filmwill is offline  
Nov 29th, 2010, 11:30 PM
  #12  
 
Join Date: Jan 2003
Posts: 6,160
Not yet Billy. If I go near the place I will definitely try it out.
Hanuman is offline  
Nov 30th, 2010, 10:56 AM
  #13  
Original Poster
 
Join Date: May 2005
Posts: 22,091
Thank you, Agent Hanuman. I really do need to return to Bangkok one of these days!
ekscrunchy is offline  
Dec 8th, 2010, 05:47 PM
  #14  
 
Join Date: May 2010
Posts: 273
Eaten at the Samsen branch of Krua Apsorn a few times. It one establishment that hasn't lost its soul to its English press popularity. Quite good!
Curt1591 is offline  
Dec 12th, 2010, 12:12 PM
  #15  
 
Join Date: Feb 2003
Posts: 1,281
Nahm was hands-down the worst eating experience we've ever had in Bangkok. Both of us ordered the set menu and agonized on nearly every dish (not from the prik, mind you). The English ladies seated next to us looked thoroughly perplexed and resigned to the fact that their dishes were wholly inedible. They seemed stunned into quiescence. I really felt bad for them.

BTW, We just did a Beijing, SR, and Bkk tour that I'll post about later.
Mango7 is offline  
Dec 12th, 2010, 12:19 PM
  #16  
Original Poster
 
Join Date: May 2005
Posts: 22,091
Curt: MAny thanks--it is now at the top of my list..
ekscrunchy is offline  
Dec 12th, 2010, 07:21 PM
  #17  
 
Join Date: May 2010
Posts: 273
Definitely go for Krua Apsorn's crab omelet. Any of their fried veggies are great. They also do a pretty good pu pad pong karee, with hefty chunks of crab.

I didn't care for their famous lotus stem yellow curry dish. Not really into sour.
Curt1591 is offline  
Dec 13th, 2010, 08:10 AM
  #18  
 
Join Date: Jan 2003
Posts: 6,160
I guess it's back to the MBK foodhall for you then Mango!

I thought the food was well presented at Nahm and the taste was toned down a bit so that most foreigners will be able to enjoy it more. Sort of like eating Thai food when you're abroad like in the USA or Europe.
Hanuman is offline  
Dec 13th, 2010, 08:22 AM
  #19  
 
Join Date: Jan 2003
Posts: 6,160
Pictures from Nahm one evening and a local restaurant the next day:http: //khun-pook.smugmug.com/gallery/15056957_zEfHP#1124933734_SnWvS
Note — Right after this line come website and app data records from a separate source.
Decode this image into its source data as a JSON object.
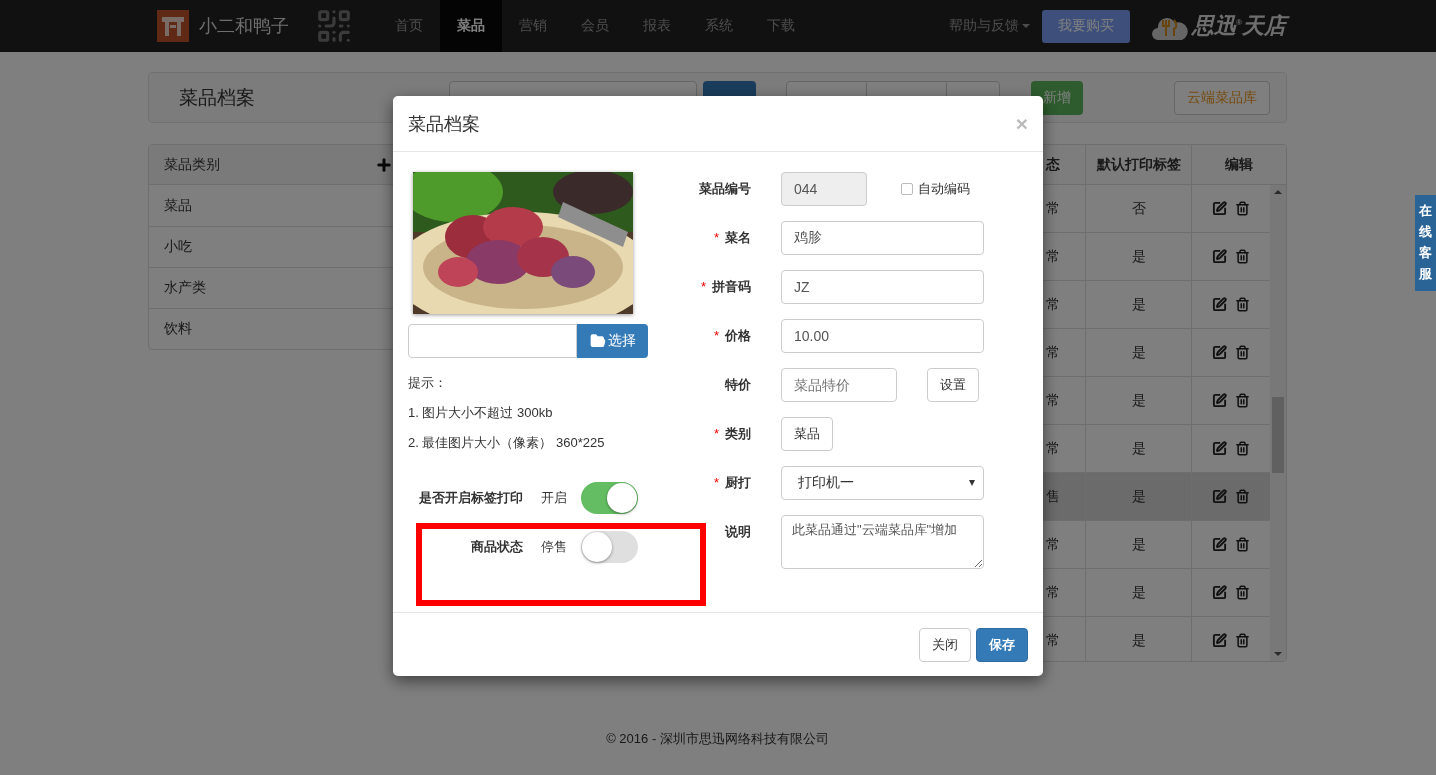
{
  "navbar": {
    "brand": "小二和鸭子",
    "items": [
      {
        "label": "首页",
        "selected": false
      },
      {
        "label": "菜品",
        "selected": true
      },
      {
        "label": "营销",
        "selected": false
      },
      {
        "label": "会员",
        "selected": false
      },
      {
        "label": "报表",
        "selected": false
      },
      {
        "label": "系统",
        "selected": false
      },
      {
        "label": "下载",
        "selected": false
      }
    ],
    "help": "帮助与反馈",
    "buy_button": "我要购买",
    "logo_text": "思迅$^{®}$天店"
  },
  "toolbar": {
    "title": "菜品档案",
    "add_button": "新增",
    "cloud_button": "云端菜品库"
  },
  "sidebar": {
    "title": "菜品类别",
    "items": [
      "菜品",
      "小吃",
      "水产类",
      "饮料"
    ]
  },
  "table": {
    "columns": [
      "态",
      "默认打印标签",
      "编辑"
    ],
    "rows": [
      {
        "status": "常",
        "print_label": "否",
        "selected": false
      },
      {
        "status": "常",
        "print_label": "是",
        "selected": false
      },
      {
        "status": "常",
        "print_label": "是",
        "selected": false
      },
      {
        "status": "常",
        "print_label": "是",
        "selected": false
      },
      {
        "status": "常",
        "print_label": "是",
        "selected": false
      },
      {
        "status": "常",
        "print_label": "是",
        "selected": false
      },
      {
        "status": "售",
        "print_label": "是",
        "selected": true
      },
      {
        "status": "常",
        "print_label": "是",
        "selected": false
      },
      {
        "status": "常",
        "print_label": "是",
        "selected": false
      },
      {
        "status": "常",
        "print_label": "是",
        "selected": false
      }
    ]
  },
  "dialog": {
    "title": "菜品档案",
    "close": "×",
    "choose_button": "选择",
    "hints": [
      "提示：",
      "1. 图片大小不超过 300kb",
      "2. 最佳图片大小（像素） 360*225"
    ],
    "toggles": [
      {
        "label": "是否开启标签打印",
        "state_text": "开启",
        "on": true
      },
      {
        "label": "商品状态",
        "state_text": "停售",
        "on": false
      }
    ],
    "fields": [
      {
        "label": "菜品编号",
        "kind": "readonly",
        "value": "044",
        "checkbox": {
          "label": "自动编码",
          "checked": false
        }
      },
      {
        "label": "菜名",
        "mark": "*",
        "kind": "text",
        "value": "鸡胗"
      },
      {
        "label": "拼音码",
        "mark": "*",
        "kind": "text",
        "value": "JZ"
      },
      {
        "label": "价格",
        "mark": "*",
        "kind": "text",
        "value": "10.00"
      },
      {
        "label": "特价",
        "kind": "input_button",
        "placeholder": "菜品特价",
        "button": "设置"
      },
      {
        "label": "类别",
        "mark": "*",
        "kind": "button",
        "value": "菜品"
      },
      {
        "label": "厨打",
        "mark": "*",
        "kind": "select",
        "value": "打印机一"
      },
      {
        "label": "说明",
        "kind": "textarea",
        "value": "此菜品通过\"云端菜品库\"增加"
      }
    ],
    "buttons": [
      {
        "label": "关闭",
        "kind": "default"
      },
      {
        "label": "保存",
        "kind": "primary"
      }
    ]
  },
  "footer": "© 2016 - 深圳市思迅网络科技有限公司",
  "side_tab": "在线客服"
}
At Nahm you will be able to eat all of their dishes but from what I ate the next day most foreigners will only be able to eat around 3 of the 8 dishes I ordered. The ones most foreigners will not like are the really spicy or pungent stuff.
Hanuman is offline  
Dec 13th, 2010, 09:33 AM
  #20  
 
Join Date: Feb 2003
Posts: 1,281
We've eaten Thai food on all levels in BKK, but Nahm was the worst. Never have we had a bad eating experience, in fact. My wife (Thai) forced herself to eat as to not waste the food. MBK certainly would have been the better choice of the two.
Mango7 is offline  

Thread Tools
Search this Thread

Contact Us - Archive - Advertising - Cookie Policy -

FODOR'S VIDEO

All times are GMT -8. The time now is 04:26 AM.